REQUIRED ACTION –
All of the data below needs to be set down again, exactly as shown.

DATA FOR REVIEW –
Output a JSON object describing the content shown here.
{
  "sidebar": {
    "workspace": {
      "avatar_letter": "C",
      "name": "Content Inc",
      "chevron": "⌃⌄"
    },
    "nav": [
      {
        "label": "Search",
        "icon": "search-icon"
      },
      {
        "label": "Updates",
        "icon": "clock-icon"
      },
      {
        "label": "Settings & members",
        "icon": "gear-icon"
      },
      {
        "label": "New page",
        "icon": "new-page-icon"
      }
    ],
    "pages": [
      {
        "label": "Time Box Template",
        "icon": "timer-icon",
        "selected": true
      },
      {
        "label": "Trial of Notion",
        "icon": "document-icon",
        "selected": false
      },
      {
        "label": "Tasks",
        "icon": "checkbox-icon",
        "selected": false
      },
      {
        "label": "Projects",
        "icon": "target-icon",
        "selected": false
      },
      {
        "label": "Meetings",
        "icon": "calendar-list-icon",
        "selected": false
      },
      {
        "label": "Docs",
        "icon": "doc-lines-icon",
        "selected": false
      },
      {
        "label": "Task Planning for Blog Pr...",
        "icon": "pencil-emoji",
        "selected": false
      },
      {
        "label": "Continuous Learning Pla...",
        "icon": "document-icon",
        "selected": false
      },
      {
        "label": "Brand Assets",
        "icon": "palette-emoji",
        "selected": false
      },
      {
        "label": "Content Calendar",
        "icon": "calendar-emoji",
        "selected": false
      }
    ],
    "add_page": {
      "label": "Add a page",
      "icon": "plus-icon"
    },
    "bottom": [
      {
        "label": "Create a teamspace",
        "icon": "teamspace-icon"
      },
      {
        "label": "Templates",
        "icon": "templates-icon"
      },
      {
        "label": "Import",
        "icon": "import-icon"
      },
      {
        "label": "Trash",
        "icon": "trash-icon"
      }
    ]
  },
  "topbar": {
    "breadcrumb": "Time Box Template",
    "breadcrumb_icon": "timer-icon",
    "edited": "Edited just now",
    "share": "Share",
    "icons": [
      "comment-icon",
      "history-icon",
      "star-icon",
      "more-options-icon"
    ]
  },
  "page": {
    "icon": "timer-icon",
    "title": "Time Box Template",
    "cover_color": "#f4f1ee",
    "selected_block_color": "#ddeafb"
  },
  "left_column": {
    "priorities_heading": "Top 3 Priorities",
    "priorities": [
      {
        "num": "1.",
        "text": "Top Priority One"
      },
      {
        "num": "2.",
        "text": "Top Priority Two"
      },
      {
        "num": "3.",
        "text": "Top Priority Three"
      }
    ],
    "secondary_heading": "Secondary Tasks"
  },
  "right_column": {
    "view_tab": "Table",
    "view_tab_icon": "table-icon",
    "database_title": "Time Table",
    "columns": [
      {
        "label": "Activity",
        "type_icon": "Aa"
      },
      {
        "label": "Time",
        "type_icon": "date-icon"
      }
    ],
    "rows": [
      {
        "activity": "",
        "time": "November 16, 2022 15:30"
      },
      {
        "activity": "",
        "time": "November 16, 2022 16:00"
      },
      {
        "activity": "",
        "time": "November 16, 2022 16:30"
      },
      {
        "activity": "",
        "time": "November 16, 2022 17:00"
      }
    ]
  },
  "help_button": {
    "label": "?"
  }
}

RESPONSE TO THIS TASK –
Output a JSON object describing the content shown here.
{
  "sidebar": {
    "workspace": {
      "avatar_letter": "C",
      "name": "Content Inc",
      "chevron": "⌃⌄"
    },
    "nav": [
      {
        "label": "Search",
        "icon": "search-icon"
      },
      {
        "label": "Updates",
        "icon": "clock-icon"
      },
      {
        "label": "Settings & members",
        "icon": "gear-icon"
      },
      {
        "label": "New page",
        "icon": "new-page-icon"
      }
    ],
    "pages": [
      {
        "label": "Time Box Template",
        "icon": "timer-icon",
        "selected": true
      },
      {
        "label": "Trial of Notion",
        "icon": "document-icon",
        "selected": false
      },
      {
        "label": "Tasks",
        "icon": "checkbox-icon",
        "selected": false
      },
      {
        "label": "Projects",
        "icon": "target-icon",
        "selected": false
      },
      {
        "label": "Meetings",
        "icon": "calendar-list-icon",
        "selected": false
      },
      {
        "label": "Docs",
        "icon": "doc-lines-icon",
        "selected": false
      },
      {
        "label": "Task Planning for Blog Pr...",
        "icon": "pencil-emoji",
        "selected": false
      },
      {
        "label": "Continuous Learning Pla...",
        "icon": "document-icon",
        "selected": false
      },
      {
        "label": "Brand Assets",
        "icon": "palette-emoji",
        "selected": false
      },
      {
        "label": "Content Calendar",
        "icon": "calendar-emoji",
        "selected": false
      }
    ],
    "add_page": {
      "label": "Add a page",
      "icon": "plus-icon"
    },
    "bottom": [
      {
        "label": "Create a teamspace",
        "icon": "teamspace-icon"
      },
      {
        "label": "Templates",
        "icon": "templates-icon"
      },
      {
        "label": "Import",
        "icon": "import-icon"
      },
      {
        "label": "Trash",
        "icon": "trash-icon"
      }
    ]
  },
  "topbar": {
    "breadcrumb": "Time Box Template",
    "breadcrumb_icon": "timer-icon",
    "edited": "Edited just now",
    "share": "Share",
    "icons": [
      "comment-icon",
      "history-icon",
      "star-icon",
      "more-options-icon"
    ]
  },
  "page": {
    "icon": "timer-icon",
    "title": "Time Box Template",
    "cover_color": "#f4f1ee",
    "selected_block_color": "#ddeafb"
  },
  "left_column": {
    "priorities_heading": "Top 3 Priorities",
    "priorities": [
      {
        "num": "1.",
        "text": "Top Priority One"
      },
      {
        "num": "2.",
        "text": "Top Priority Two"
      },
      {
        "num": "3.",
        "text": "Top Priority Three"
      }
    ],
    "secondary_heading": "Secondary Tasks"
  },
  "right_column": {
    "view_tab": "Table",
    "view_tab_icon": "table-icon",
    "database_title": "Time Table",
    "columns": [
      {
        "label": "Activity",
        "type_icon": "Aa"
      },
      {
        "label": "Time",
        "type_icon": "date-icon"
      }
    ],
    "rows": [
      {
        "activity": "",
        "time": "November 16, 2022 15:30"
      },
      {
        "activity": "",
        "time": "November 16, 2022 16:00"
      },
      {
        "activity": "",
        "time": "November 16, 2022 16:30"
      },
      {
        "activity": "",
        "time": "November 16, 2022 17:00"
      }
    ]
  },
  "help_button": {
    "label": "?"
  }
}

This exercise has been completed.